[Dataset rows for apps and sites]

·····

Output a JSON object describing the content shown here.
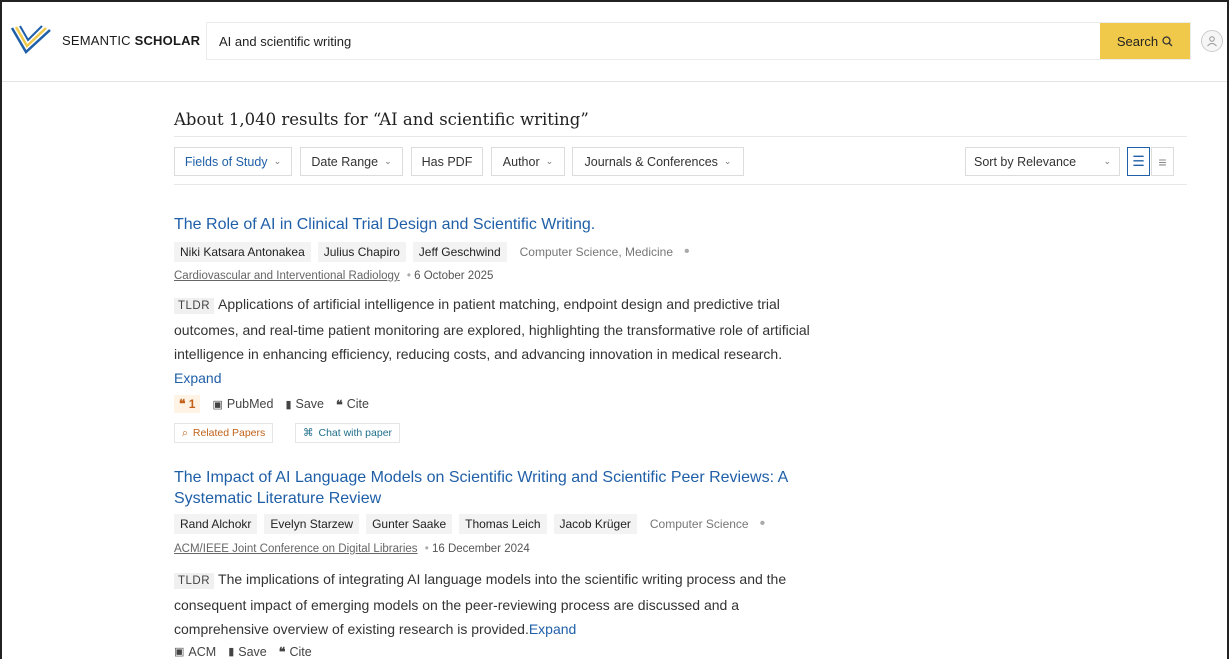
{
  "header": {
    "brand_light": "SEMANTIC ",
    "brand_bold": "SCHOLAR",
    "search_value": "AI and scientific writing",
    "search_button": "Search"
  },
  "results": {
    "summary": "About 1,040 results for “AI and scientific writing”"
  },
  "filters": {
    "fields": "Fields of Study",
    "date": "Date Range",
    "pdf": "Has PDF",
    "author": "Author",
    "journals": "Journals & Conferences",
    "sort": "Sort by Relevance"
  },
  "papers": [
    {
      "title": "The Role of AI in Clinical Trial Design and Scientific Writing.",
      "authors": [
        "Niki Katsara Antonakea",
        "Julius Chapiro",
        "Jeff Geschwind"
      ],
      "fields": "Computer Science, Medicine",
      "venue": "Cardiovascular and Interventional Radiology",
      "date": "6 October 2025",
      "tldr_label": "TLDR",
      "tldr": "Applications of artificial intelligence in patient matching, endpoint design and predictive trial outcomes, and real-time patient monitoring are explored, highlighting the transformative role of artificial intelligence in enhancing efficiency, reducing costs, and advancing innovation in medical research.",
      "expand": "Expand",
      "citations": "1",
      "source": "PubMed",
      "save": "Save",
      "cite": "Cite",
      "related": "Related Papers",
      "chat": "Chat with paper"
    },
    {
      "title": "The Impact of AI Language Models on Scientific Writing and Scientific Peer Reviews: A Systematic Literature Review",
      "authors": [
        "Rand Alchokr",
        "Evelyn Starzew",
        "Gunter Saake",
        "Thomas Leich",
        "Jacob Krüger"
      ],
      "fields": "Computer Science",
      "venue": "ACM/IEEE Joint Conference on Digital Libraries",
      "date": "16 December 2024",
      "tldr_label": "TLDR",
      "tldr": "The implications of integrating AI language models into the scientific writing process and the consequent impact of emerging models on the peer-reviewing process are discussed and a comprehensive overview of existing research is provided.",
      "expand": "Expand",
      "source": "ACM",
      "save": "Save",
      "cite": "Cite"
    }
  ],
  "colors": {
    "accent_yellow": "#f0c94a",
    "link_blue": "#1f5fa8",
    "citation_orange": "#c0621a"
  }
}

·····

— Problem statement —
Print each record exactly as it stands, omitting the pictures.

— Answer to this exercise —
Output a JSON object describing the content shown here.
{
  "header": {
    "brand_light": "SEMANTIC ",
    "brand_bold": "SCHOLAR",
    "search_value": "AI and scientific writing",
    "search_button": "Search"
  },
  "results": {
    "summary": "About 1,040 results for “AI and scientific writing”"
  },
  "filters": {
    "fields": "Fields of Study",
    "date": "Date Range",
    "pdf": "Has PDF",
    "author": "Author",
    "journals": "Journals & Conferences",
    "sort": "Sort by Relevance"
  },
  "papers": [
    {
      "title": "The Role of AI in Clinical Trial Design and Scientific Writing.",
      "authors": [
        "Niki Katsara Antonakea",
        "Julius Chapiro",
        "Jeff Geschwind"
      ],
      "fields": "Computer Science, Medicine",
      "venue": "Cardiovascular and Interventional Radiology",
      "date": "6 October 2025",
      "tldr_label": "TLDR",
      "tldr": "Applications of artificial intelligence in patient matching, endpoint design and predictive trial outcomes, and real-time patient monitoring are explored, highlighting the transformative role of artificial intelligence in enhancing efficiency, reducing costs, and advancing innovation in medical research.",
      "expand": "Expand",
      "citations": "1",
      "source": "PubMed",
      "save": "Save",
      "cite": "Cite",
      "related": "Related Papers",
      "chat": "Chat with paper"
    },
    {
      "title": "The Impact of AI Language Models on Scientific Writing and Scientific Peer Reviews: A Systematic Literature Review",
      "authors": [
        "Rand Alchokr",
        "Evelyn Starzew",
        "Gunter Saake",
        "Thomas Leich",
        "Jacob Krüger"
      ],
      "fields": "Computer Science",
      "venue": "ACM/IEEE Joint Conference on Digital Libraries",
      "date": "16 December 2024",
      "tldr_label": "TLDR",
      "tldr": "The implications of integrating AI language models into the scientific writing process and the consequent impact of emerging models on the peer-reviewing process are discussed and a comprehensive overview of existing research is provided.",
      "expand": "Expand",
      "source": "ACM",
      "save": "Save",
      "cite": "Cite"
    }
  ],
  "colors": {
    "accent_yellow": "#f0c94a",
    "link_blue": "#1f5fa8",
    "citation_orange": "#c0621a"
  }
}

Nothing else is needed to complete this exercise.